> _ABOUT THIS TASK_
Only the pictures should be left out; write out all other data exactly.

> _Excerpts from an interface dataset_
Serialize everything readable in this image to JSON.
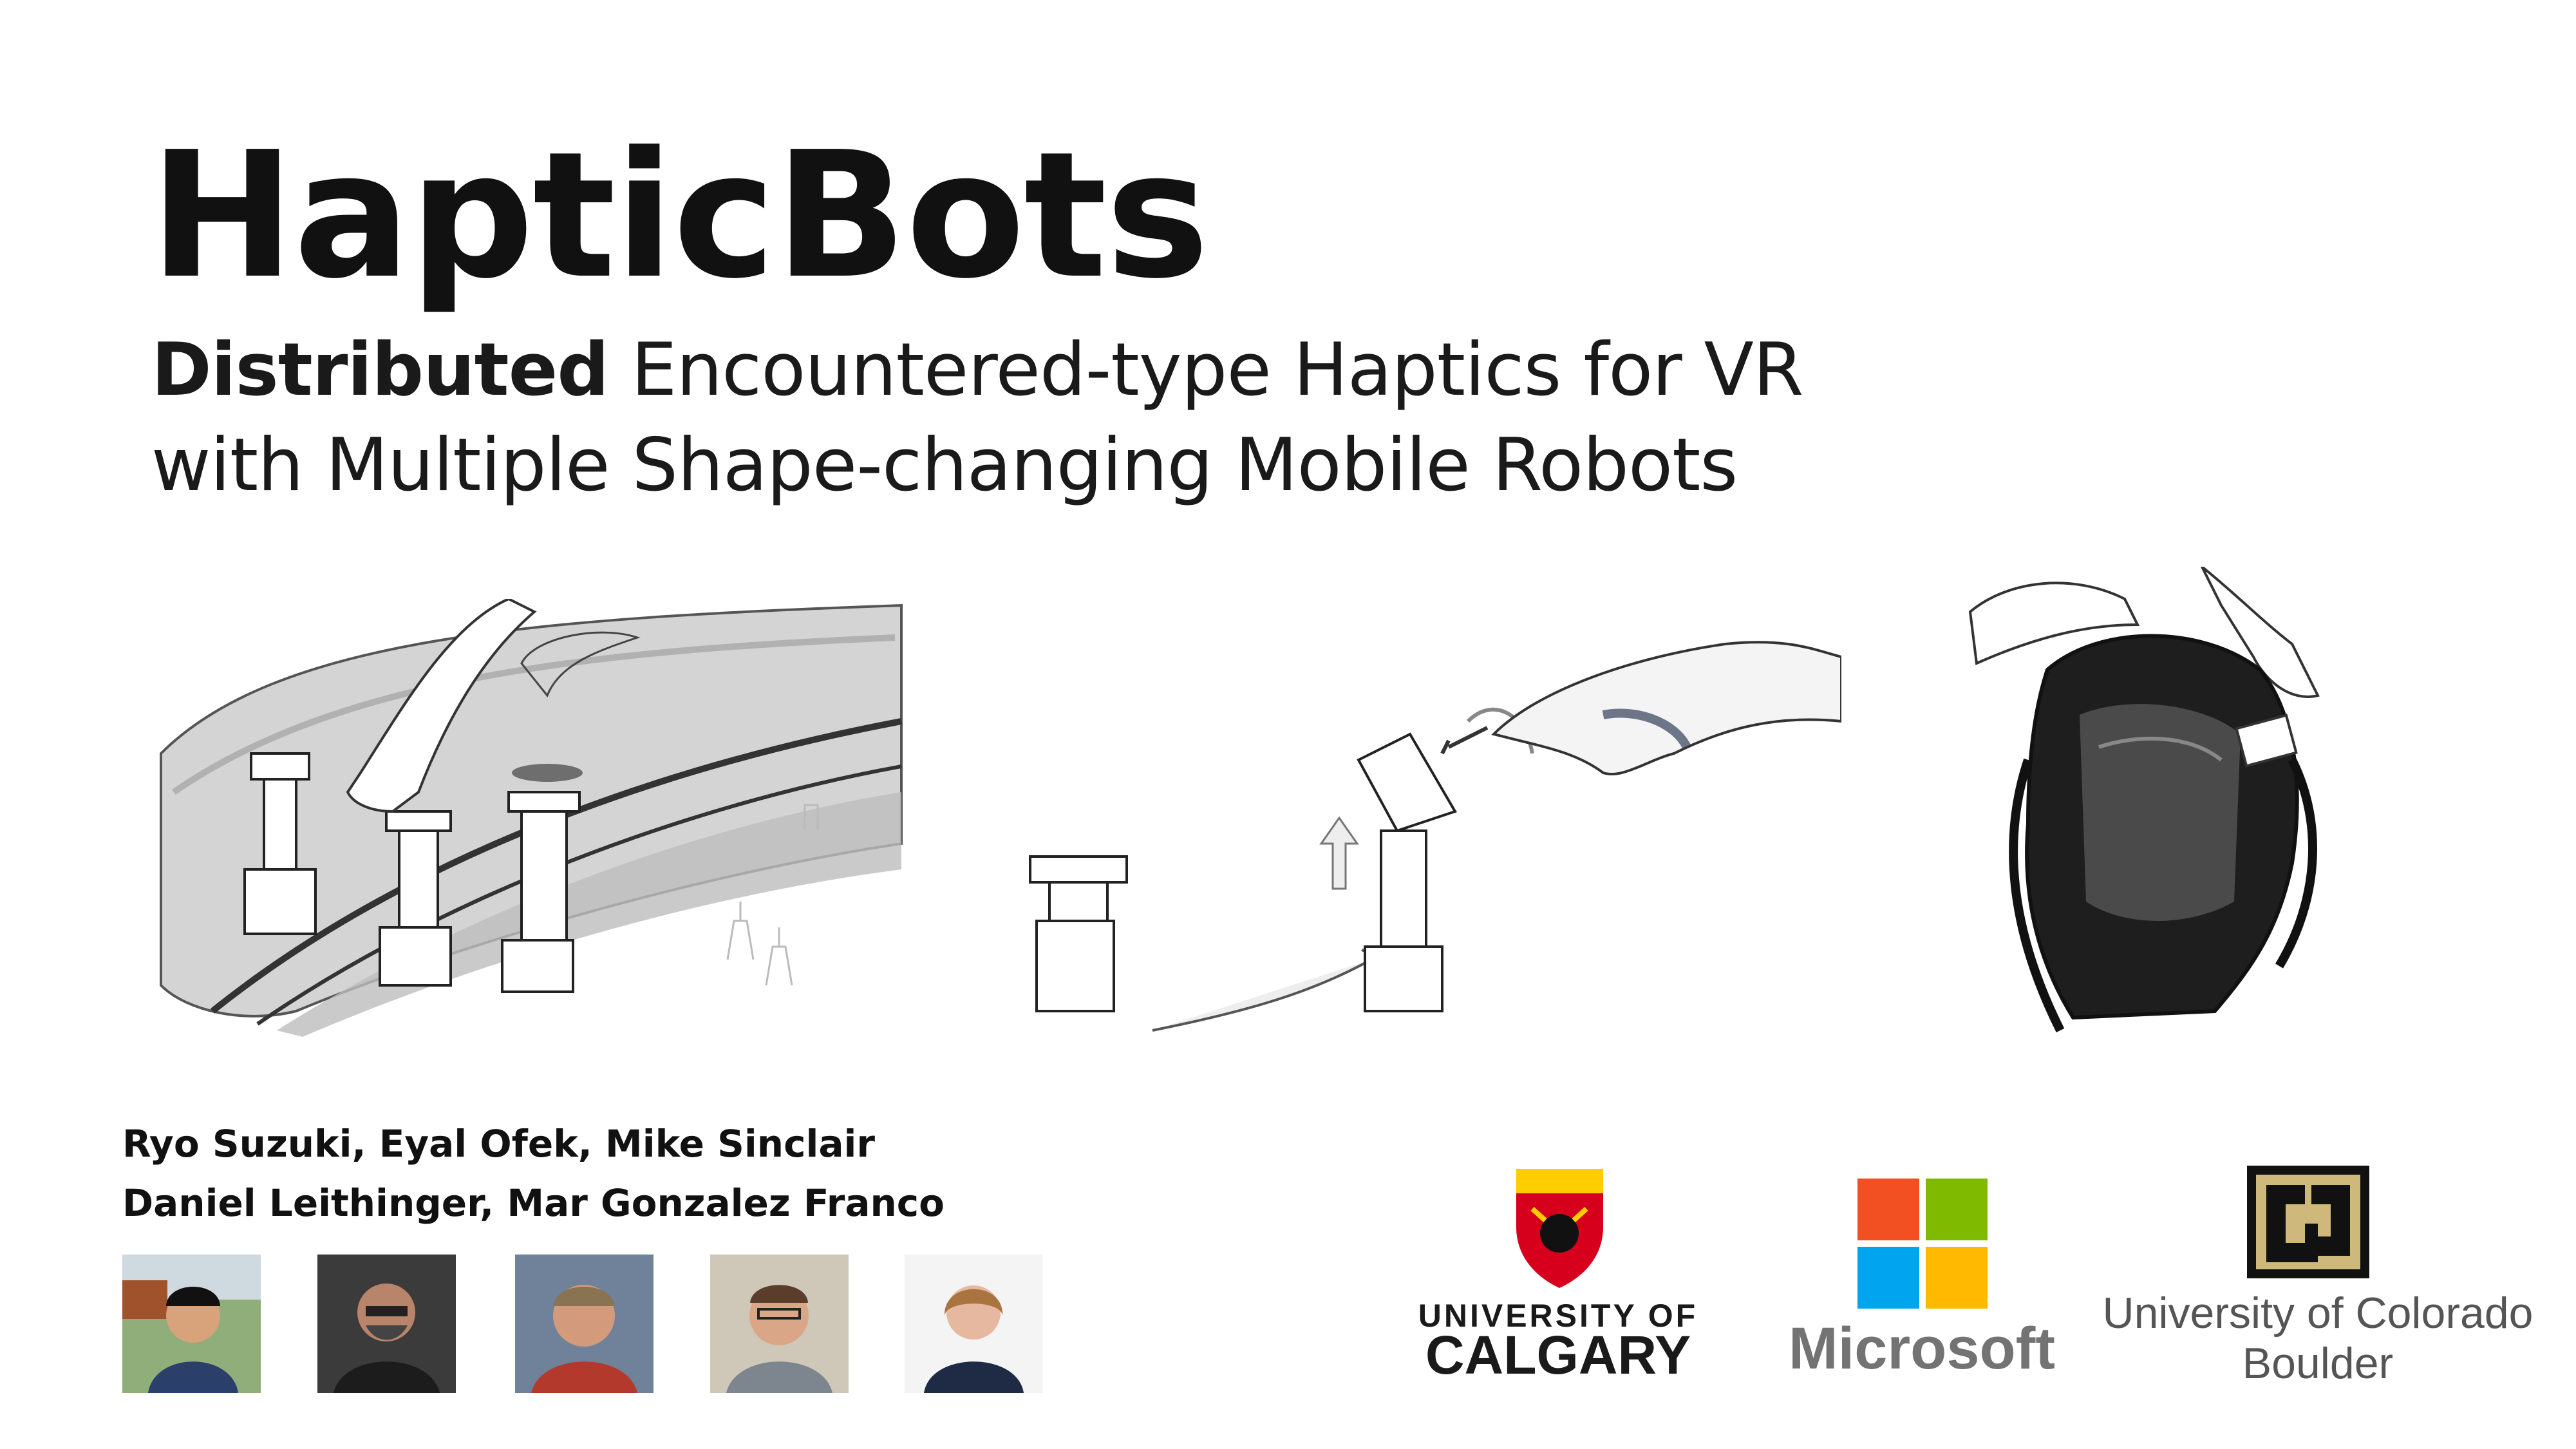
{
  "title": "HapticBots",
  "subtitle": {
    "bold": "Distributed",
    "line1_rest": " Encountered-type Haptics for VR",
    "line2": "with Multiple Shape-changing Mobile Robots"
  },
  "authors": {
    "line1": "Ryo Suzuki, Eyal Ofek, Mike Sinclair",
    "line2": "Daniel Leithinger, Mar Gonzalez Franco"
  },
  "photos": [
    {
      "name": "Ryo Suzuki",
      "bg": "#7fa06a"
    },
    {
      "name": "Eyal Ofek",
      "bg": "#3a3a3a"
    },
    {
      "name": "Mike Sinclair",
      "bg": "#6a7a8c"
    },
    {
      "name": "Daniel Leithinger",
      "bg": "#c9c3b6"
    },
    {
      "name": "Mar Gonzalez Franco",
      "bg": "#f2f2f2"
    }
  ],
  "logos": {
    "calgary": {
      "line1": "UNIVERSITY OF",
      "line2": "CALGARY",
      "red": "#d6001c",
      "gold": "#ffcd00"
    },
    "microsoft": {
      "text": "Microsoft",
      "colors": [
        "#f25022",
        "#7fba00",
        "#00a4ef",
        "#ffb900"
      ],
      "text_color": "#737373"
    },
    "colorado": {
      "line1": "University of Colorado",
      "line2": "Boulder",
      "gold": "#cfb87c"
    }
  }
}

> _TASK OUTPUT_
Serialize everything readable in this image to JSON.
{
  "title": "HapticBots",
  "subtitle": {
    "bold": "Distributed",
    "line1_rest": " Encountered-type Haptics for VR",
    "line2": "with Multiple Shape-changing Mobile Robots"
  },
  "authors": {
    "line1": "Ryo Suzuki, Eyal Ofek, Mike Sinclair",
    "line2": "Daniel Leithinger, Mar Gonzalez Franco"
  },
  "photos": [
    {
      "name": "Ryo Suzuki",
      "bg": "#7fa06a"
    },
    {
      "name": "Eyal Ofek",
      "bg": "#3a3a3a"
    },
    {
      "name": "Mike Sinclair",
      "bg": "#6a7a8c"
    },
    {
      "name": "Daniel Leithinger",
      "bg": "#c9c3b6"
    },
    {
      "name": "Mar Gonzalez Franco",
      "bg": "#f2f2f2"
    }
  ],
  "logos": {
    "calgary": {
      "line1": "UNIVERSITY OF",
      "line2": "CALGARY",
      "red": "#d6001c",
      "gold": "#ffcd00"
    },
    "microsoft": {
      "text": "Microsoft",
      "colors": [
        "#f25022",
        "#7fba00",
        "#00a4ef",
        "#ffb900"
      ],
      "text_color": "#737373"
    },
    "colorado": {
      "line1": "University of Colorado",
      "line2": "Boulder",
      "gold": "#cfb87c"
    }
  }
}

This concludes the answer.